Anonymous 0 Comments

The money that gets paid to the patent office when filing for a patent mostly goes to keep the patent office going.

The patent office is not really a for profit business, they just make you pay fees when you file stuff with them to cover the cost of the work they are doing. Bureaucracy costs money and rather than making the average tax-payer pay for it they charge the people who directly benefit from it.

You can see what the US Patent Office charges here:


You can also see what their budget is here:


The have some money over after paying of everything, but they also need to keep some money in reserve to cover next years expenses in case they take in less in fees.

Anonymous 0 Comments

It mostly pays for operating the patent office.

Patent offices don’t collect anywhere as near as trillions of dollars. For example, the [US patent office’s budget for 2023](https://www.commerce.gov/sites/default/files/2022-03/FY2023-USPTO-Congressional-Budget-Submission.pdf) estimates $4.25 billion in collected fees, and $4.15 billion in spending. The rest of the revenue is reserved.

Anonymous 0 Comments

It’s rare for an individual products to be patented.

For example, take the laptop in front of me. That laptop will have all sorts of patented technology in it. The bluetooth I’m sure is patented, USB and HDMI might well be, and there will be patents relating to the processor, screen, motherboard, etc..

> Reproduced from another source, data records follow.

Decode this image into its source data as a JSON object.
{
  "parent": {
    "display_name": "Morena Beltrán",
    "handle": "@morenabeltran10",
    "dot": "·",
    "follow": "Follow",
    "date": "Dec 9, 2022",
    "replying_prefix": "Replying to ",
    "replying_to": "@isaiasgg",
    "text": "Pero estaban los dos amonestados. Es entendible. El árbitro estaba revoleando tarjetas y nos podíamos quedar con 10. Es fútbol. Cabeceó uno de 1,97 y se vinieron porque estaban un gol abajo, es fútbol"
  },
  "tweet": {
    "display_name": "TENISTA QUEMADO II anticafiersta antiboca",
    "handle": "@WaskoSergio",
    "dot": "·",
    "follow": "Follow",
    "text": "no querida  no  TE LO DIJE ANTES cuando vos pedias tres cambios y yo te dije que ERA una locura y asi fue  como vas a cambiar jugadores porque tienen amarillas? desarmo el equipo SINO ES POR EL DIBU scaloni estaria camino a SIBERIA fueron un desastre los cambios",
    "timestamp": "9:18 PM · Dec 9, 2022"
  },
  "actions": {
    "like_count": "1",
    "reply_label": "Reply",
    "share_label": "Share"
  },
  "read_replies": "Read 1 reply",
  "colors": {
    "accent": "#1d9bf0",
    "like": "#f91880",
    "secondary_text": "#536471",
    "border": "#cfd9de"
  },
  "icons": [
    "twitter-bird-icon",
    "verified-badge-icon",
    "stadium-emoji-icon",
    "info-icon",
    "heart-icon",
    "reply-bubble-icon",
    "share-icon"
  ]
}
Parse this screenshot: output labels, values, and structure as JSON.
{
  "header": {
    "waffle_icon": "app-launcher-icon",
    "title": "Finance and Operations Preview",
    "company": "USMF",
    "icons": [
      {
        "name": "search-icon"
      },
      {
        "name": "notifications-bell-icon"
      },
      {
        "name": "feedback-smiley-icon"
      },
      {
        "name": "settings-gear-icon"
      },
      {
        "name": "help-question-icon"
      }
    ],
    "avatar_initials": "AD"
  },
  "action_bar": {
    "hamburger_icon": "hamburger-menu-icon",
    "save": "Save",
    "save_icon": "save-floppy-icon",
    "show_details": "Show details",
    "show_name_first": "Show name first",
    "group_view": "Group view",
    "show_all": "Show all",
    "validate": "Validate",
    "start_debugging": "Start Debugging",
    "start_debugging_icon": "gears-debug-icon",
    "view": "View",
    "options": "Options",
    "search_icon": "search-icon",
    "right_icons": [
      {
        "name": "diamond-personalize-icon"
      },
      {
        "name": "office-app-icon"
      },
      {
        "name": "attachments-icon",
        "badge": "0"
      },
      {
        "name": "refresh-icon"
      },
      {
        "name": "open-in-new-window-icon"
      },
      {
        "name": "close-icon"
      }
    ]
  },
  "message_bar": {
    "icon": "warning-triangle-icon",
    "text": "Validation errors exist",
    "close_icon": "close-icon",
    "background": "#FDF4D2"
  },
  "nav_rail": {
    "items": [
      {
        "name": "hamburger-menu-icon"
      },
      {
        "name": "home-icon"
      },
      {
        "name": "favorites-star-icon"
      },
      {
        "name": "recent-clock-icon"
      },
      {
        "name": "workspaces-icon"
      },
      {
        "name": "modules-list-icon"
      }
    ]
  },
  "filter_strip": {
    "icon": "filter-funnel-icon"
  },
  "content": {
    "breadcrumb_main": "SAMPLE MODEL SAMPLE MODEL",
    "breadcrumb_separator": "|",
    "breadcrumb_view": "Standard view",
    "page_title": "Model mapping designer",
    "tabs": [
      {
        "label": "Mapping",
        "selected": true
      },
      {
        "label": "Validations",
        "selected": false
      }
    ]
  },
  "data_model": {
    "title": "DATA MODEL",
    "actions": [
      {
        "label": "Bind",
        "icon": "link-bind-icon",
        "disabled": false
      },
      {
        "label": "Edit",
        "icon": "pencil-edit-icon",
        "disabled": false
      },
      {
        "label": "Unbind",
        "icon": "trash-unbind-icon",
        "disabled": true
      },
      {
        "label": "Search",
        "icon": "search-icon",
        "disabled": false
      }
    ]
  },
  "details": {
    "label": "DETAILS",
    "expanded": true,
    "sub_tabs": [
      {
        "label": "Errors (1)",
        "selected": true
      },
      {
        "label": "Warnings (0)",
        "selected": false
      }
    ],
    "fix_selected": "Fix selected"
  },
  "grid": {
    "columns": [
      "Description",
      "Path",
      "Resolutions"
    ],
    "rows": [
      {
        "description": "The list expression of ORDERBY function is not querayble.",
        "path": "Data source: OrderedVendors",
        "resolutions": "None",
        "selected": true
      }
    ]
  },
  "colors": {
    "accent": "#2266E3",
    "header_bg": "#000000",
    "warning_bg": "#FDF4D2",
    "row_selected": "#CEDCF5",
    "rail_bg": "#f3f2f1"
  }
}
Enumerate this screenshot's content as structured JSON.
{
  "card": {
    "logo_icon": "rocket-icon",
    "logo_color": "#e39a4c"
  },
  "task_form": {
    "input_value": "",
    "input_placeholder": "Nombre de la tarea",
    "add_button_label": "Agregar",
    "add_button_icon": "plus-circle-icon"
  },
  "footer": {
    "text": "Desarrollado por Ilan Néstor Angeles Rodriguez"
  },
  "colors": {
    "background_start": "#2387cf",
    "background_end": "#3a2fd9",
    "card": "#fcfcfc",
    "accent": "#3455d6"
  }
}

But none of those patents will be unique to this particular laptop. They’ll all – like bluetooth – be technologies used across many different products.

In terms of numbers, it looks like there are about 300-350,000 patents filed in the US annual, and filing them costs about $500-1000 in revenue. So that’s somewhere between $150-350 in revenue annually. And the system itself will cost money to run – doing the admin, making sure patents are legitimate, etc..

Anonymous 0 Comments

If you invent something new, you can patent it (most of the time). In order to do so, you pay a fee to the government (the patent office), who then check if it is really your invention, if it is a new invention, if something like it already has been patented, if it is relevant enough to be patented,…

Once you hold the patent, no one is allowed to use your invention without your permission. Which either means no one else can use it (for example Lego up until recently), or you charge a fee to anyone who wants to use your patent.

This fee is essentially your profit from inventing the thing in the first place, since R&D takes a lot of resources.

Anonymous 0 Comments

The money for patents mostly goes to two places. Government administration to cover the costs of filing, and on legal professionals like lawyers who charge money for the service of registering intellectual property including trademarks, copyrights and patents. Therefore, to answer your question, the money goes primarily to law firms specialising in IP.

Anonymous 0 Comments

Patent fees cover the costs of running the patent office… a patent typically costs a few thousand dollars in fees to the USPTO. And that fee covers all the administration, research, legal work, etc. that has to happen to grant the patent.

Not every product has a patent… many just re-use existing patents, or don’t have patentable advances.

Anonymous 0 Comments

It goes to the patent office. It keeps the place running and then goes into the pockets of the people that work at the patent office and towards whatever they spend it on. It’s not just being collected.

Anonymous 0 Comments

Thank you guys for answering my questions!